Problem to solve: Select the lines of the records containing the word "icon" and list them.

Source data:
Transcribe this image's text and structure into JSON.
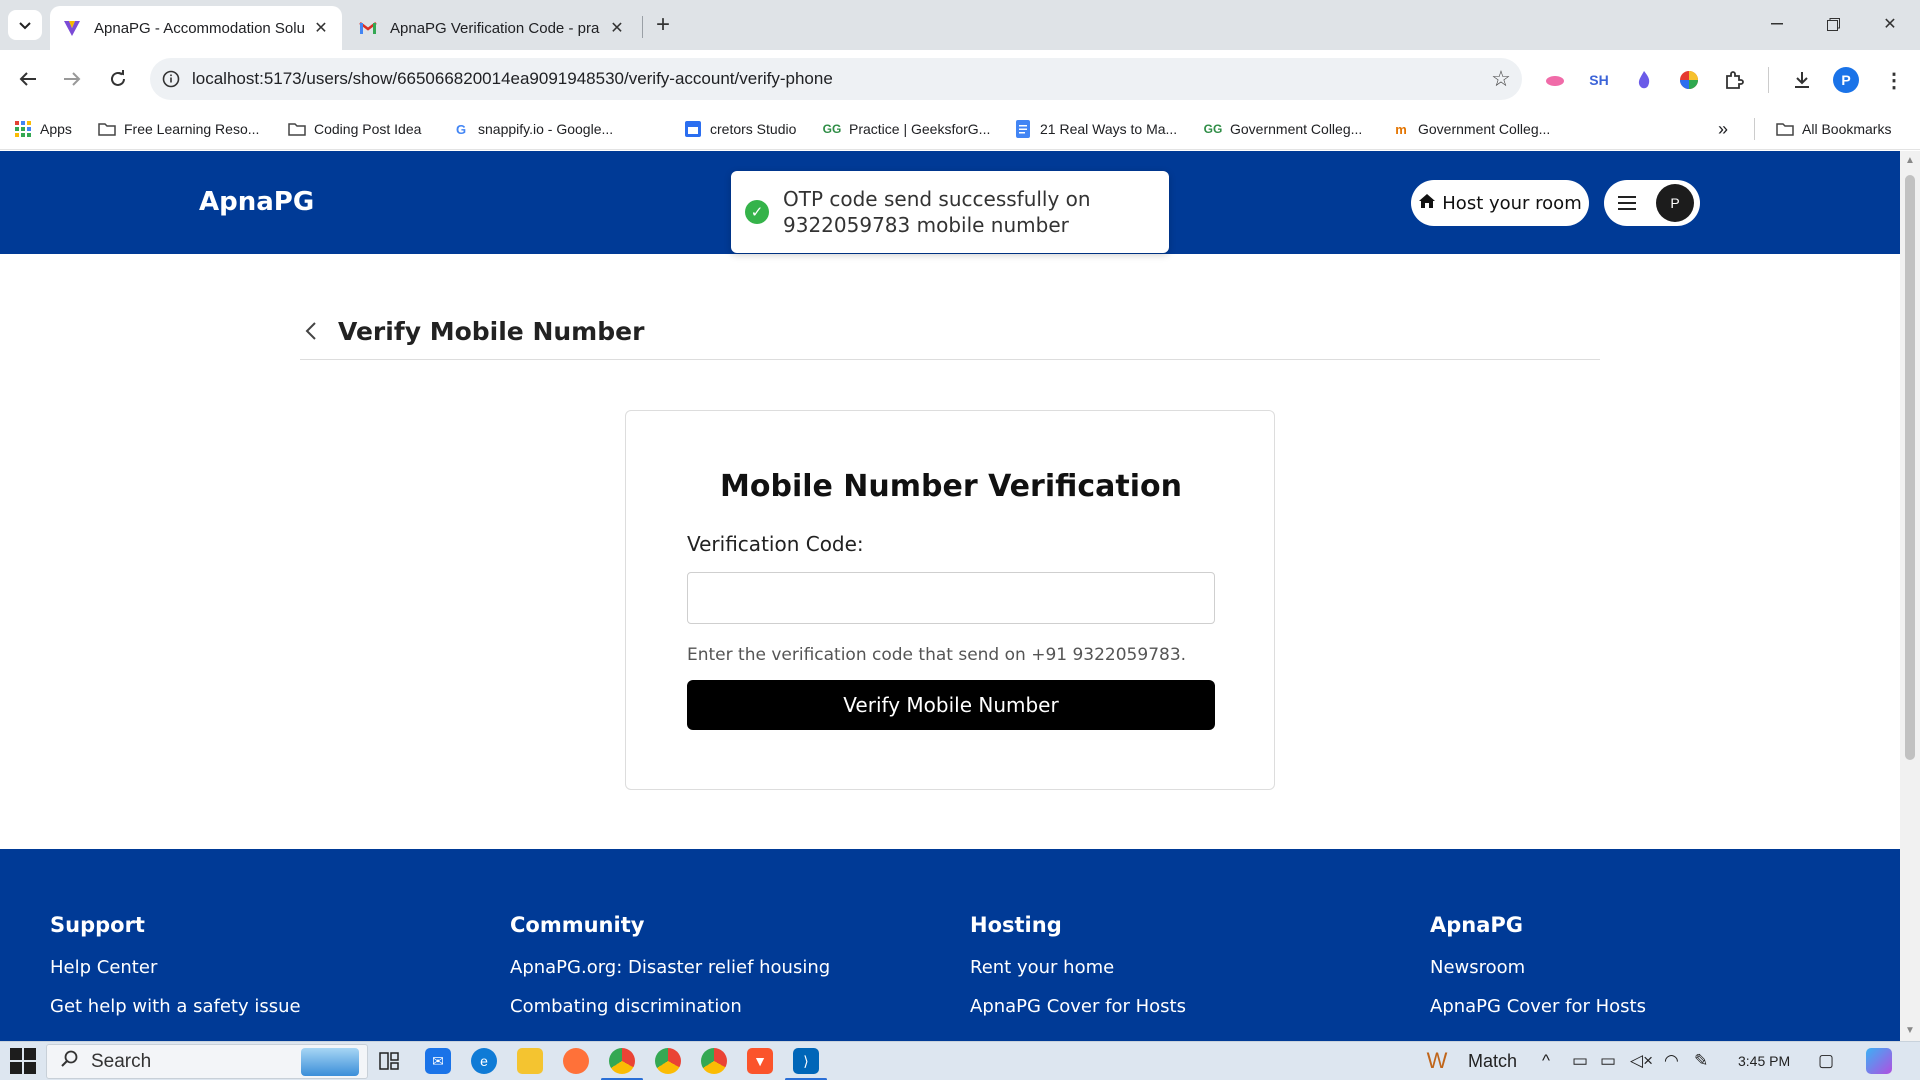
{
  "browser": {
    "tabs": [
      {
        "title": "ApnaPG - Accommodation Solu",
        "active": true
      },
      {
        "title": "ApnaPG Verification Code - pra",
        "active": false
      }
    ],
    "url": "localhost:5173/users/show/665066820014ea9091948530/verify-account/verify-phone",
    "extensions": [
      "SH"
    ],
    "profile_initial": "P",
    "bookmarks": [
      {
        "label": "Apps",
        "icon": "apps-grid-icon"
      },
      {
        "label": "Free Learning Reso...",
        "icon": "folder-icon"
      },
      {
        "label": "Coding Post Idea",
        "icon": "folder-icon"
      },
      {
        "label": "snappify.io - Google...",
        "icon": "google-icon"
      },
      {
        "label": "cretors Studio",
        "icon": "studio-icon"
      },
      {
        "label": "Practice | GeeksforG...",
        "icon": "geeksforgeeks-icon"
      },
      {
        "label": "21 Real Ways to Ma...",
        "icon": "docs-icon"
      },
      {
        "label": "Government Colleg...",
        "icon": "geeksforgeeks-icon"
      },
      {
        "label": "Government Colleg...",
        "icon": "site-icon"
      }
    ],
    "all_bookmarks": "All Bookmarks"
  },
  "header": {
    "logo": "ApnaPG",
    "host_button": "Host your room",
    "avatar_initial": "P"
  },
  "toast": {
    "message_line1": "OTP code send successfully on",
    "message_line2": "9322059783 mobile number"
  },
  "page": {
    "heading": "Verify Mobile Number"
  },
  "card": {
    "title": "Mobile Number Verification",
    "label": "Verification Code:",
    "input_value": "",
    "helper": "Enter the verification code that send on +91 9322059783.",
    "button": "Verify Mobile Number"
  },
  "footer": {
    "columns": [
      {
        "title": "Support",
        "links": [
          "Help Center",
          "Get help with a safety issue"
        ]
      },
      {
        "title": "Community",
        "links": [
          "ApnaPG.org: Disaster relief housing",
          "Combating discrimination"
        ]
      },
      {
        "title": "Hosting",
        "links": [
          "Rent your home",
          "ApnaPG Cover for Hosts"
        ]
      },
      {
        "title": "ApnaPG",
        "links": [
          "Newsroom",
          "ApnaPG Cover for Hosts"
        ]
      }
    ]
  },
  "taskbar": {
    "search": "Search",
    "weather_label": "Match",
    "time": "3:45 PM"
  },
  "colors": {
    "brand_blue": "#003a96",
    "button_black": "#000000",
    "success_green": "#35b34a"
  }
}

Answer for the task:
        "icon": "apps-grid-icon"
        "icon": "folder-icon"
        "icon": "folder-icon"
        "icon": "google-icon"
        "icon": "studio-icon"
        "icon": "geeksforgeeks-icon"
        "icon": "docs-icon"
        "icon": "geeksforgeeks-icon"
        "icon": "site-icon"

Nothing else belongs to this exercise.